→ Extracted records
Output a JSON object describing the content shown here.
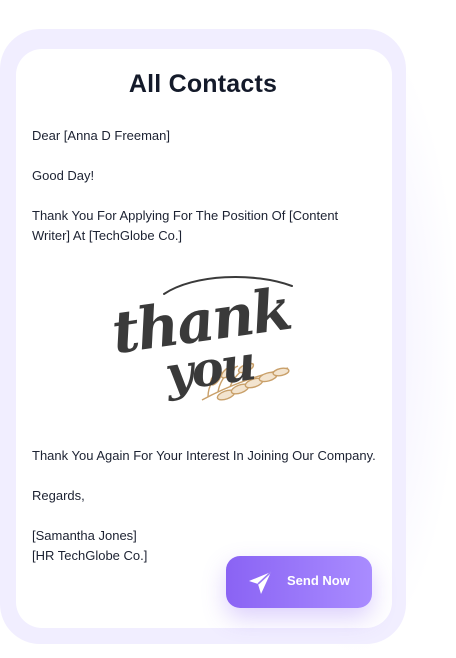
{
  "card": {
    "title": "All Contacts"
  },
  "letter": {
    "greeting": "Dear [Anna D Freeman]",
    "opening": "Good Day!",
    "line1": "Thank You For Applying For The Position Of [Content",
    "line2": "Writer] At [TechGlobe Co.]",
    "closing_line": "Thank You Again For Your Interest In Joining Our Company.",
    "signoff": "Regards,",
    "signer_name": "[Samantha Jones]",
    "signer_company": "[HR TechGlobe Co.]"
  },
  "image": {
    "lettering_line1": "thank",
    "lettering_line2": "you"
  },
  "actions": {
    "send_label": "Send Now",
    "send_icon": "paper-plane-icon"
  },
  "colors": {
    "frame": "#f1eeff",
    "card": "#ffffff",
    "title": "#141a2a",
    "button_start": "#8a63f4",
    "button_end": "#a98cff",
    "leaf": "#c9a06a"
  }
}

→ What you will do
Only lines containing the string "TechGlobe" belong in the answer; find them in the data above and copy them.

→ Exercise result
    "line2": "Writer] At [TechGlobe Co.]",
    "signer_company": "[HR TechGlobe Co.]"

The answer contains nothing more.